# Relational algebra

## Relational Division

There are four approaches to manipulating relational databases, namely, Relational algebra, relational calculus, SQL, and QBE.

SQL (Structured query language) is the most popular query language that manipulates data in a relational database; While QBE (Query by example) is a fill-in-the-blanks approach to questioning a database. The user searches for information by filling out a query form on the display screen. QBE is developed by Microsoft and used in Microsoft Access database system.Relational algebra and Relational calculus are less widely used, because they are more difficult to use than SQL, and the WYSIWYG (what-you-see-is-what-you-get) query language QBE.

As the name of the manipulationa language implies, Relational algebra has a set of operations similar to traditional algebra (e.g., add minus, multiply, and divide). Relational algebra a standard for judging other data retrieval language, such as SQL. There are eight relational algebra operations that can be used with either one or two relations to create a new relation: restrict, project, product, union, intersect, difference, join, and divide. Among these, divide is the hardest relational operator to understand.

Division is in principle a partitioning operation. Thus 9/3 means partitioning a single group of 9 into a number of groups of 3 - in this case, 3 groups of 3. 9 is the dividend and 3 is divisor. As the name of this operation implies, relational division involves dividing one relation by another. Division requires that A and B have a set of attributes that are common to both relations.

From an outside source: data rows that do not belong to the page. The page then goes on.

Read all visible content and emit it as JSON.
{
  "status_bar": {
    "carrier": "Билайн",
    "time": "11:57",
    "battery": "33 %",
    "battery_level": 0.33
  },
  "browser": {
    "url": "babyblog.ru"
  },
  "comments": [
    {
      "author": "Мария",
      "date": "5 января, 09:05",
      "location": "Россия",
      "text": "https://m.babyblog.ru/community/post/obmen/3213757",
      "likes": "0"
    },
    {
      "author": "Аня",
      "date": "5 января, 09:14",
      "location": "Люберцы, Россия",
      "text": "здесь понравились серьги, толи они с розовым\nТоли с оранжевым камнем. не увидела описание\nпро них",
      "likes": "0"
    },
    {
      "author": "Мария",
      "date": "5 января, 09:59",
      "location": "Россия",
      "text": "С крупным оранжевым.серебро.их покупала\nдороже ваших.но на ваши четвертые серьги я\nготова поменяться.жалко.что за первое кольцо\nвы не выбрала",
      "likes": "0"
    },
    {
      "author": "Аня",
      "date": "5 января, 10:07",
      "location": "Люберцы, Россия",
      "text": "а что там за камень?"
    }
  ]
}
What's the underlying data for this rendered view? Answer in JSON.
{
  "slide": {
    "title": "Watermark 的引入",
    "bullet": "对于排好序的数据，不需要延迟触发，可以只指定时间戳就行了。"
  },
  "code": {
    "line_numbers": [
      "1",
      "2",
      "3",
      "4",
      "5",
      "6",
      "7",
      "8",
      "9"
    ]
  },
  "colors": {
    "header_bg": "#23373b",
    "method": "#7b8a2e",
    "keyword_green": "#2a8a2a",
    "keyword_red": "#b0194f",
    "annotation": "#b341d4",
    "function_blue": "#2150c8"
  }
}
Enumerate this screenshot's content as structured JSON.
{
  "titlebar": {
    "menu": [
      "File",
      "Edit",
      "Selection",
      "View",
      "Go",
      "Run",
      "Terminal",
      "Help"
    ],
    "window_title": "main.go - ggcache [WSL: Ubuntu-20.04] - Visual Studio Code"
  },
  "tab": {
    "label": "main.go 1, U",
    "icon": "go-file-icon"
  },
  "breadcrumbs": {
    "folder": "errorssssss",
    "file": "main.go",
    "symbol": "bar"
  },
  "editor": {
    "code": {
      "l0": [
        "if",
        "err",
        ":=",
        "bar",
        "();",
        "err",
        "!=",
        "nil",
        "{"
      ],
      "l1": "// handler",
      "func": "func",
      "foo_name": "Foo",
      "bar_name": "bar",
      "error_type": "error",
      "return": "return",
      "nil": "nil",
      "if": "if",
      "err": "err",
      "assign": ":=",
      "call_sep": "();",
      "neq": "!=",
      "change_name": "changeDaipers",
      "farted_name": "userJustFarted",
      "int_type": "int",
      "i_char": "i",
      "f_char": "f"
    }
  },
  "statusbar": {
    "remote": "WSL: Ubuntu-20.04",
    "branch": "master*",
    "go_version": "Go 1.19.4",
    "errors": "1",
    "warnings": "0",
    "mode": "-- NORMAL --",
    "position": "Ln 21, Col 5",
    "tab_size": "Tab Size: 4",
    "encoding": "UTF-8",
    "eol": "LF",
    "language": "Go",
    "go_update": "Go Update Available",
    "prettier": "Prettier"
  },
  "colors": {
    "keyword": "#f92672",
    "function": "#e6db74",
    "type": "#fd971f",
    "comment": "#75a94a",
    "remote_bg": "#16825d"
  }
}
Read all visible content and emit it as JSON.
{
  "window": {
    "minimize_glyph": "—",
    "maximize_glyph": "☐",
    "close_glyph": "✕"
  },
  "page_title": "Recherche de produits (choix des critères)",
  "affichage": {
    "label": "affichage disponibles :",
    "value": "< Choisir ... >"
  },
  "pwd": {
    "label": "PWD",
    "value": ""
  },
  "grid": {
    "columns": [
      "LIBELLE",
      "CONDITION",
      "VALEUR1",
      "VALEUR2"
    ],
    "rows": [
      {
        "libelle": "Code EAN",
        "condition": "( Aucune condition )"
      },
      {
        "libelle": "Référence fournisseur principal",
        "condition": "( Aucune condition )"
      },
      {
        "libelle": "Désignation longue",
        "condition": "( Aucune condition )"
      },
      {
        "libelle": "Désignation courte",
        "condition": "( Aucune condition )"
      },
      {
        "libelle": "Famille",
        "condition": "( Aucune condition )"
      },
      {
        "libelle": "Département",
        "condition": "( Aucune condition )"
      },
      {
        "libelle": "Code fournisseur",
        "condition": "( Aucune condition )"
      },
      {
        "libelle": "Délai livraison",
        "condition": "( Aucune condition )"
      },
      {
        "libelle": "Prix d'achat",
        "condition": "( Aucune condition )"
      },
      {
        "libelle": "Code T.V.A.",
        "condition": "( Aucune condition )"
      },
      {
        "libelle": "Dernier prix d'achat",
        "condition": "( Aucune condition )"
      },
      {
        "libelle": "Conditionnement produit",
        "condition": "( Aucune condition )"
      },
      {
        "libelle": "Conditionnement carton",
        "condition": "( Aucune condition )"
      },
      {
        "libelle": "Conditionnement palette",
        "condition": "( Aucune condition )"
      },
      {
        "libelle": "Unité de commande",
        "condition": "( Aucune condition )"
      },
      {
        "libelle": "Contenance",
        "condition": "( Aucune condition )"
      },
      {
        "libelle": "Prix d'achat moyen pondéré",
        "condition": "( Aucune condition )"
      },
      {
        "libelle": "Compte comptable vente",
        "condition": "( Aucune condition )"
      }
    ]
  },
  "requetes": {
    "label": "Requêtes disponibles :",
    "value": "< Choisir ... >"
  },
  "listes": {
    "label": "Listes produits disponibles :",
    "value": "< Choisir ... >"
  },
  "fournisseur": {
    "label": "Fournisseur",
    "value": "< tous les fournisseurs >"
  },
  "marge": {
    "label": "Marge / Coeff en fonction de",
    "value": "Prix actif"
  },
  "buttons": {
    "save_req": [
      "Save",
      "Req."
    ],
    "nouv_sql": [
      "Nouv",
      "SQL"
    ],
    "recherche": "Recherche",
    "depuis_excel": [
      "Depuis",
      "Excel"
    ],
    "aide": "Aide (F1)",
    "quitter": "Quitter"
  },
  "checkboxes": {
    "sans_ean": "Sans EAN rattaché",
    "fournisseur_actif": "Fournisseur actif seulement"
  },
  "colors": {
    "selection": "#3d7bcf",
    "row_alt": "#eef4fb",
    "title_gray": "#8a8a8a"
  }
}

In following case, relation A and B have the same set of attributes Y. Conceptually, A divided by B asks the question:

"Is there a value in the X column of A (e.g., x1) that has a value in the Y column of A for every value of y in the Y column of B?" This can be illustrated as bellow:

`A`
`-----------`
`X	Y`
`-----------`
`x1	y1`
`x1	y3`
`x1	y2`
`x2	y1`
`x3	y3`
`-----------`
` `
`B`
`-----`
`Y`
`-----`
`y1`
`y2`
`----`
` `
`A DIVIDE B`
`----------`
`X`
`----------`
`x1`
`----------`

When you examine the X column of A, you find there there are rows (x1,y1) and (x1, y2). That is, for x1, there is a value in the Y column of A for every value of y in the Y coloumn of B. Thus, the result of the division is a new relation with a single row and column containing the value x1.

In this example, we can ask an alternative question, "which values of X share the subset {y1,y2} of Y?" By inspecting relation A, we can verify that only x1 of X has corresponding Y entries of both 'y1' and 'y2'. Put another way, the tuples of A are grouped by the common denominator or divisor (y1,y2). This can be shown in the relation A' - which is an intermediate result of division:

`A'`
`-----------`
`X	Y`
`-----------`
`x1	y1`
`x1	y2`
`-----------`

Division does not always yield whole groups of the divisor, e.g., 7 รท 2 gives 3 groups of 2 and a remainder group of 1. Relational division too can leave remainders but, much like integer division, we ignore remainders and focus only on constructing whole groups of the divisor. In this case, other tuples (the remainder of the division) are ignored. Thus the result is x1.

Reference:

Richard T. Watson Data Management, Databases and Organization, John Wiley & Sons, Inc.

http://elqui.dcsc.utfsm.cl/util/Database_Design/rdbh06.htm